How Well does the Author Appeal to the Audience? Generally, a linguist doesn't speak to a mass audience, and so Tannen's attempt to apply the discourse of linguistic studies to everyday life is a bit audacious, but her use of everyday examples, such as the talkative man at a dinner party who is silent at home, and the woman who feels her boyfriend is ignoring her when he lies down when she is speaking makes her work accessible to her intended audience, a typical married couple.
Moreover, Tannen for the most part avoids academic terms although she can't help but make a jab at psychologists and their "mechanical engineering" which she suggests tend to evolve into a blame game and presents her arguments in common language that her audience can understand, even ending with a pithy re-writing of an old favorite: While this article doesn't fully explain how a couple can actually achieve that effective cross-cultural communication, Tannen does give a few specific tips such as not assuming that your spouse isn't listening just because they don't give you the non-verbal cues you expect.
Primarily, this article makes the reader consider re-thinking their attitudes and actions towards communicating with the opposite sex, and, moreover, makes the reader interested in reading more about Tannen's ideas, which is, of course, one of her purposes in writing the article.Watch a video of Deborah Tannen's talk based on the book here.
LISTEN TO RADIO INTERVIEWS ABOUT THE BOOK. "A Linguist Breaks Down What We Really Mean When We Call Our Friends 'Close'" The Atlantic, other books by Deborah Tannen.
read deborah . Deborah Tannen's Can't We Talk Deborah Tannen’s case study entitled “Can’t We Talk?” is the most relevant reading that I have ever done for any class.
It relates to a problem that every person regardless of age, race or sex, will . In Deborah Tannen’s “The Power of Talk” basely describe a different linguistic style between men and women when they interacted with people.

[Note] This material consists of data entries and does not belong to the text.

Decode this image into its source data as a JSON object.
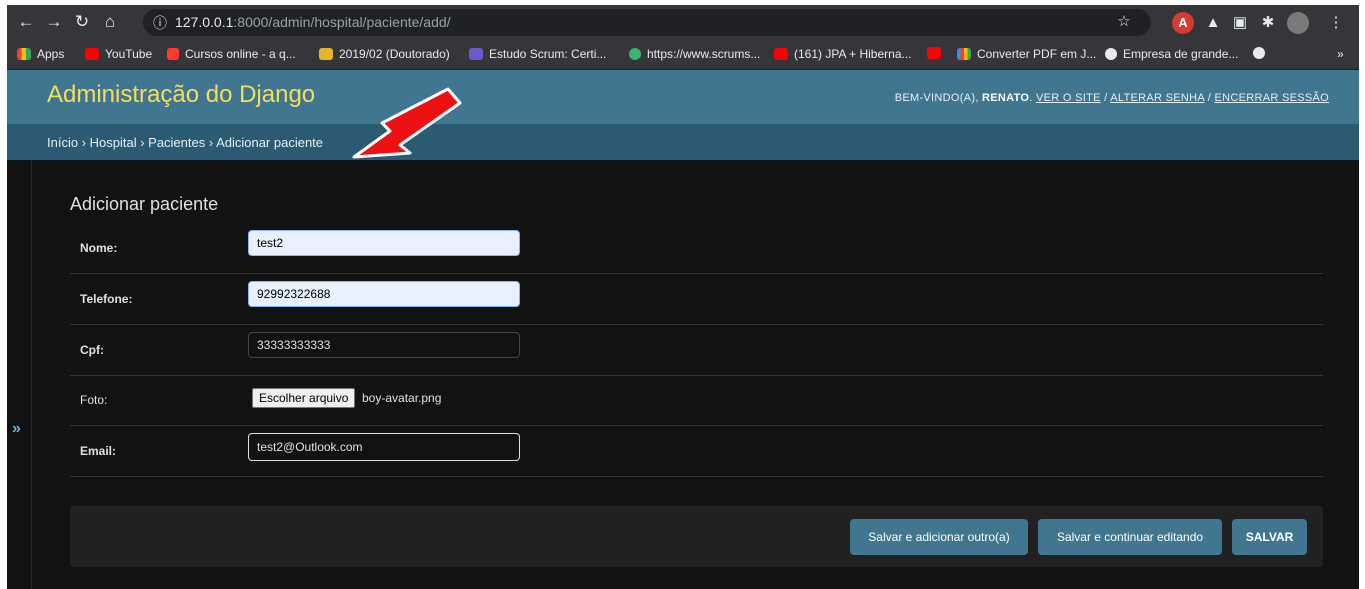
{
  "browser": {
    "url_host": "127.0.0.1",
    "url_rest": ":8000/admin/hospital/paciente/add/",
    "bookmarks": [
      {
        "label": "Apps",
        "icon": "apps-grid-icon"
      },
      {
        "label": "YouTube",
        "icon": "youtube-icon"
      },
      {
        "label": "Cursos online - a q...",
        "icon": "udemy-icon"
      },
      {
        "label": "2019/02 (Doutorado)",
        "icon": "drive-icon"
      },
      {
        "label": "Estudo Scrum: Certi...",
        "icon": "scrum-icon"
      },
      {
        "label": "https://www.scrums...",
        "icon": "check-icon"
      },
      {
        "label": "(161) JPA + Hiberna...",
        "icon": "youtube-icon"
      },
      {
        "label": "",
        "icon": "youtube-icon"
      },
      {
        "label": "Converter PDF em J...",
        "icon": "converter-icon"
      },
      {
        "label": "Empresa de grande...",
        "icon": "globe-icon"
      }
    ],
    "more_bookmarks": "»"
  },
  "header": {
    "site_title": "Administração do Django",
    "welcome": "BEM-VINDO(A),",
    "username": "RENATO",
    "view_site": "VER O SITE",
    "change_password": "ALTERAR SENHA",
    "logout": "ENCERRAR SESSÃO"
  },
  "breadcrumbs": "Início › Hospital › Pacientes › Adicionar paciente",
  "sidebar_toggle": "»",
  "content": {
    "title": "Adicionar paciente",
    "fields": {
      "nome": {
        "label": "Nome:",
        "value": "test2"
      },
      "telefone": {
        "label": "Telefone:",
        "value": "92992322688"
      },
      "cpf": {
        "label": "Cpf:",
        "value": "33333333333"
      },
      "foto": {
        "label": "Foto:",
        "button": "Escolher arquivo",
        "file": "boy-avatar.png"
      },
      "email": {
        "label": "Email:",
        "value": "test2@Outlook.com"
      }
    }
  },
  "submit": {
    "save_add_another": "Salvar e adicionar outro(a)",
    "save_continue": "Salvar e continuar editando",
    "save": "SALVAR"
  },
  "colors": {
    "header_bg": "#417690",
    "breadcrumb_bg": "#2b5b73",
    "site_title": "#f5dd5d",
    "button_bg": "#417690",
    "arrow": "#ee1111"
  }
}
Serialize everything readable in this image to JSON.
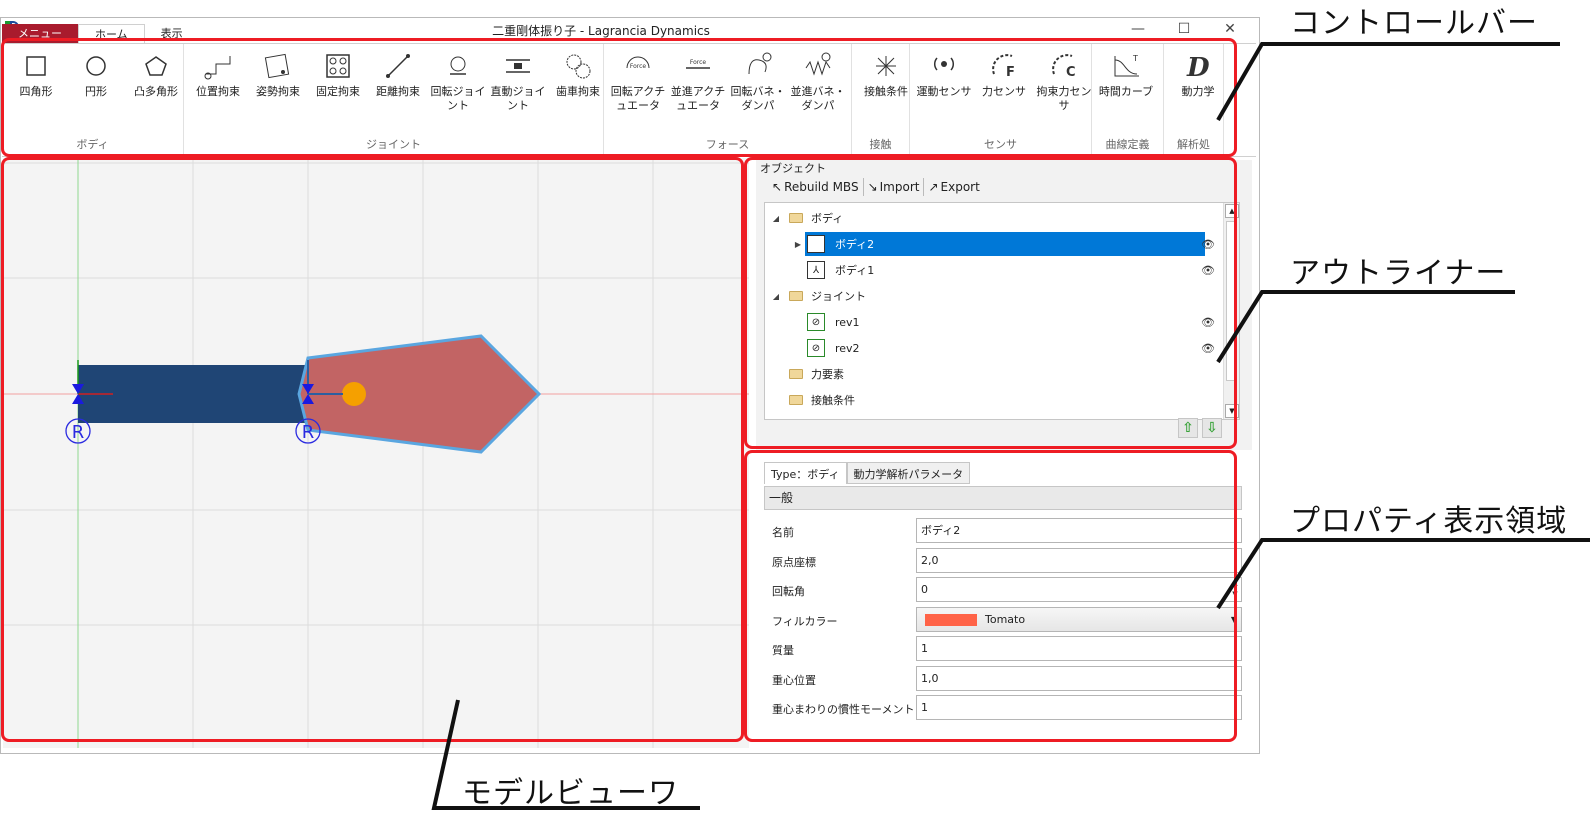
{
  "window": {
    "title": "二重剛体振り子 - Lagrancia Dynamics",
    "quick_access": [
      "↶",
      "↷",
      "▾"
    ],
    "controls": [
      "—",
      "☐",
      "✕"
    ]
  },
  "ribbon": {
    "tabs": [
      {
        "label": "メニュー"
      },
      {
        "label": "ホーム"
      },
      {
        "label": "表示"
      }
    ],
    "groups": [
      {
        "label": "ボディ",
        "items": [
          {
            "label": "四角形",
            "icon": "square-icon"
          },
          {
            "label": "円形",
            "icon": "circle-icon"
          },
          {
            "label": "凸多角形",
            "icon": "polygon-icon"
          }
        ]
      },
      {
        "label": "ジョイント",
        "items": [
          {
            "label": "位置拘束",
            "icon": "position-constraint-icon"
          },
          {
            "label": "姿勢拘束",
            "icon": "orientation-constraint-icon"
          },
          {
            "label": "固定拘束",
            "icon": "fixed-constraint-icon"
          },
          {
            "label": "距離拘束",
            "icon": "distance-constraint-icon"
          },
          {
            "label": "回転ジョイント",
            "icon": "revolute-joint-icon"
          },
          {
            "label": "直動ジョイント",
            "icon": "prismatic-joint-icon"
          },
          {
            "label": "歯車拘束",
            "icon": "gear-constraint-icon"
          }
        ]
      },
      {
        "label": "フォース",
        "items": [
          {
            "label": "回転アクチュエータ",
            "icon": "rotary-actuator-icon"
          },
          {
            "label": "並進アクチュエータ",
            "icon": "linear-actuator-icon"
          },
          {
            "label": "回転バネ・ダンパ",
            "icon": "rotary-spring-icon"
          },
          {
            "label": "並進バネ・ダンパ",
            "icon": "linear-spring-icon"
          }
        ]
      },
      {
        "label": "接触",
        "items": [
          {
            "label": "接触条件",
            "icon": "contact-icon"
          }
        ]
      },
      {
        "label": "センサ",
        "items": [
          {
            "label": "運動センサ",
            "icon": "motion-sensor-icon"
          },
          {
            "label": "力センサ",
            "icon": "force-sensor-icon"
          },
          {
            "label": "拘束力センサ",
            "icon": "constraint-force-sensor-icon"
          }
        ]
      },
      {
        "label": "曲線定義",
        "items": [
          {
            "label": "時間カーブ",
            "icon": "time-curve-icon"
          }
        ]
      },
      {
        "label": "解析処",
        "items": [
          {
            "label": "動力学",
            "icon": "dynamics-icon"
          }
        ]
      }
    ]
  },
  "outliner": {
    "title": "オブジェクト",
    "toolbar": [
      {
        "label": "Rebuild MBS",
        "icon": "rebuild-icon"
      },
      {
        "label": "Import",
        "icon": "import-icon"
      },
      {
        "label": "Export",
        "icon": "export-icon"
      }
    ],
    "tree": [
      {
        "label": "ボディ",
        "type": "folder",
        "level": 0,
        "expanded": true
      },
      {
        "label": "ボディ2",
        "type": "body",
        "level": 1,
        "selected": true,
        "eye": true
      },
      {
        "label": "ボディ1",
        "type": "body",
        "level": 1,
        "eye": true
      },
      {
        "label": "ジョイント",
        "type": "folder",
        "level": 0,
        "expanded": true
      },
      {
        "label": "rev1",
        "type": "joint",
        "level": 1,
        "eye": true
      },
      {
        "label": "rev2",
        "type": "joint",
        "level": 1,
        "eye": true
      },
      {
        "label": "力要素",
        "type": "folder",
        "level": 0
      },
      {
        "label": "接触条件",
        "type": "folder",
        "level": 0
      }
    ],
    "up_label": "⇧",
    "down_label": "⇩"
  },
  "properties": {
    "tabs": [
      {
        "label": "Type：ボディ"
      },
      {
        "label": "動力学解析パラメータ"
      }
    ],
    "section": "一般",
    "rows": [
      {
        "label": "名前",
        "value": "ボディ2"
      },
      {
        "label": "原点座標",
        "value": "2,0"
      },
      {
        "label": "回転角",
        "value": "0"
      },
      {
        "label": "フィルカラー",
        "value": "Tomato"
      },
      {
        "label": "質量",
        "value": "1"
      },
      {
        "label": "重心位置",
        "value": "1,0"
      },
      {
        "label": "重心まわりの慣性モーメント",
        "value": "1"
      }
    ]
  },
  "viewer": {
    "joint_marker": "R"
  },
  "callouts": {
    "controlbar": "コントロールバー",
    "outliner": "アウトライナー",
    "properties": "プロパティ表示領域",
    "viewer": "モデルビューワ"
  },
  "colors": {
    "accent": "#a91b2d",
    "selection": "#0078d7",
    "callout_box": "#ee1c24",
    "body1": "#1f4575",
    "body2": "#c26464",
    "fill_color": "#ff6347"
  }
}
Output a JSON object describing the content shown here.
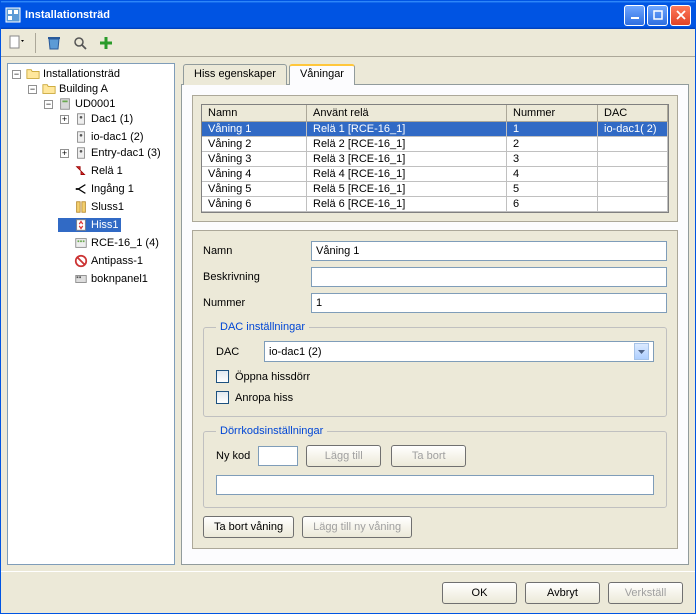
{
  "window": {
    "title": "Installationsträd"
  },
  "tree": {
    "root": "Installationsträd",
    "building": "Building A",
    "ud": "UD0001",
    "items": [
      "Dac1 (1)",
      "io-dac1 (2)",
      "Entry-dac1 (3)",
      "Relä 1",
      "Ingång 1",
      "Sluss1",
      "Hiss1",
      "RCE-16_1 (4)",
      "Antipass-1",
      "boknpanel1"
    ],
    "selected_index": 6
  },
  "tabs": {
    "t0": "Hiss egenskaper",
    "t1": "Våningar"
  },
  "grid": {
    "headers": {
      "c0": "Namn",
      "c1": "Använt relä",
      "c2": "Nummer",
      "c3": "DAC"
    },
    "rows": [
      {
        "c0": "Våning 1",
        "c1": "Relä 1 [RCE-16_1]",
        "c2": "1",
        "c3": "io-dac1( 2)"
      },
      {
        "c0": "Våning 2",
        "c1": "Relä 2 [RCE-16_1]",
        "c2": "2",
        "c3": ""
      },
      {
        "c0": "Våning 3",
        "c1": "Relä 3 [RCE-16_1]",
        "c2": "3",
        "c3": ""
      },
      {
        "c0": "Våning 4",
        "c1": "Relä 4 [RCE-16_1]",
        "c2": "4",
        "c3": ""
      },
      {
        "c0": "Våning 5",
        "c1": "Relä 5 [RCE-16_1]",
        "c2": "5",
        "c3": ""
      },
      {
        "c0": "Våning 6",
        "c1": "Relä 6 [RCE-16_1]",
        "c2": "6",
        "c3": ""
      }
    ]
  },
  "form": {
    "namn_label": "Namn",
    "namn_value": "Våning 1",
    "beskr_label": "Beskrivning",
    "beskr_value": "",
    "nummer_label": "Nummer",
    "nummer_value": "1"
  },
  "dac_group": {
    "legend": "DAC inställningar",
    "dac_label": "DAC",
    "dac_value": "io-dac1 (2)",
    "open_label": "Öppna hissdörr",
    "call_label": "Anropa hiss"
  },
  "door_group": {
    "legend": "Dörrkodsinställningar",
    "newcode_label": "Ny kod",
    "add_label": "Lägg till",
    "remove_label": "Ta bort"
  },
  "bottom": {
    "delete_floor": "Ta bort våning",
    "add_floor": "Lägg till ny våning"
  },
  "footer": {
    "ok": "OK",
    "cancel": "Avbryt",
    "apply": "Verkställ"
  }
}
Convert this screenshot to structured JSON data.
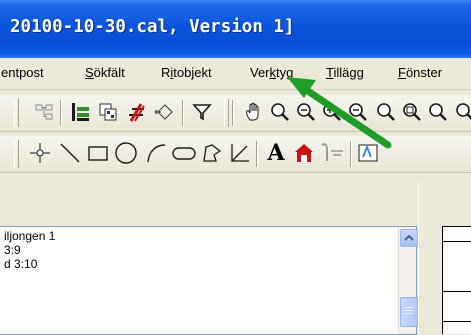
{
  "window": {
    "title": "20100-10-30.cal, Version 1]"
  },
  "menubar": {
    "items": [
      {
        "pre": "",
        "u": "",
        "rest": "entpost"
      },
      {
        "pre": "",
        "u": "S",
        "rest": "ökfält"
      },
      {
        "pre": "R",
        "u": "i",
        "rest": "tobjekt"
      },
      {
        "pre": "Ver",
        "u": "k",
        "rest": "tyg"
      },
      {
        "pre": "",
        "u": "T",
        "rest": "illägg"
      },
      {
        "pre": "",
        "u": "F",
        "rest": "önster"
      }
    ]
  },
  "toolbar1": {
    "icons": [
      "layer-tree-icon",
      "green-layer-icon",
      "copy-layers-icon",
      "red-tool-icon",
      "node-arrows-icon",
      "filter-icon",
      "pan-hand-icon",
      "zoom-icon",
      "zoom-minus-icon",
      "zoom-in-icon",
      "zoom-out-icon"
    ]
  },
  "toolbar2": {
    "icons": [
      "point-icon",
      "line-icon",
      "rectangle-icon",
      "ellipse-icon",
      "arc-icon",
      "rounded-shape-icon",
      "freehand-icon",
      "angle-icon",
      "text-icon",
      "house-symbol-icon",
      "gray-symbol-icon",
      "text-box-icon"
    ],
    "text_tool_label": "A"
  },
  "list": {
    "items": [
      "iljongen 1",
      "3:9",
      "d 3:10"
    ]
  },
  "colors": {
    "title_blue": "#0b55dc",
    "arrow_green": "#1e9e28",
    "red_mark": "#d01010"
  }
}
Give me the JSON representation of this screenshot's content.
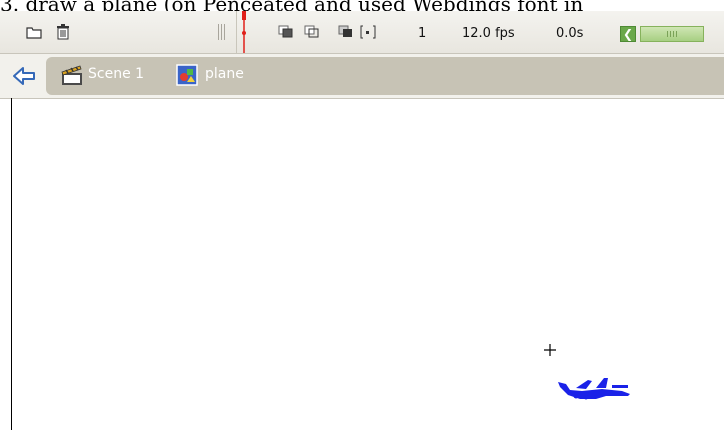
{
  "caption": {
    "text": "3. draw a plane (on Penceated and used Webdings font in"
  },
  "timeline": {
    "current_frame": "1",
    "frame_rate": "12.0 fps",
    "elapsed_time": "0.0s",
    "icons": [
      "folder-icon",
      "trash-icon",
      "onion-skin-icon",
      "onion-outlines-icon",
      "edit-multiple-frames-icon",
      "modify-onion-markers-icon",
      "scroll-left-icon"
    ]
  },
  "edit_bar": {
    "scene_label": "Scene 1",
    "symbol_label": "plane"
  },
  "colors": {
    "plane": "#1a22e8",
    "toolbar_bg": "#ece9e2",
    "breadcrumb_bg": "#c7c3b5",
    "playhead": "#e0201a",
    "scrollbar": "#6aa84a"
  }
}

The Argument Culture In Deborah Tannen’s article “The Argument Culture,” she states that argument and debate “urge us to approach the world, and the people in it, in an adversarial frame of mine.” She calls this new norm of society “The argument culture”.
The argument culture “rests on the assumption that opposition is the best way to get anything done”. Deborah Tannen’s case study entitled “Can’t We Talk?” is the most relevant reading that I have ever done for any class.
It relates to a problem that every person regardless of age, race or sex, will have to face many times in his or her lifetime. It probably comes as no surprise to anyone on earth that girls and boys, chicks and dudes, ladies and gents talk a different schwenkreis.com news schwenkreis.com author-linguist Deborah Tannen has descended from.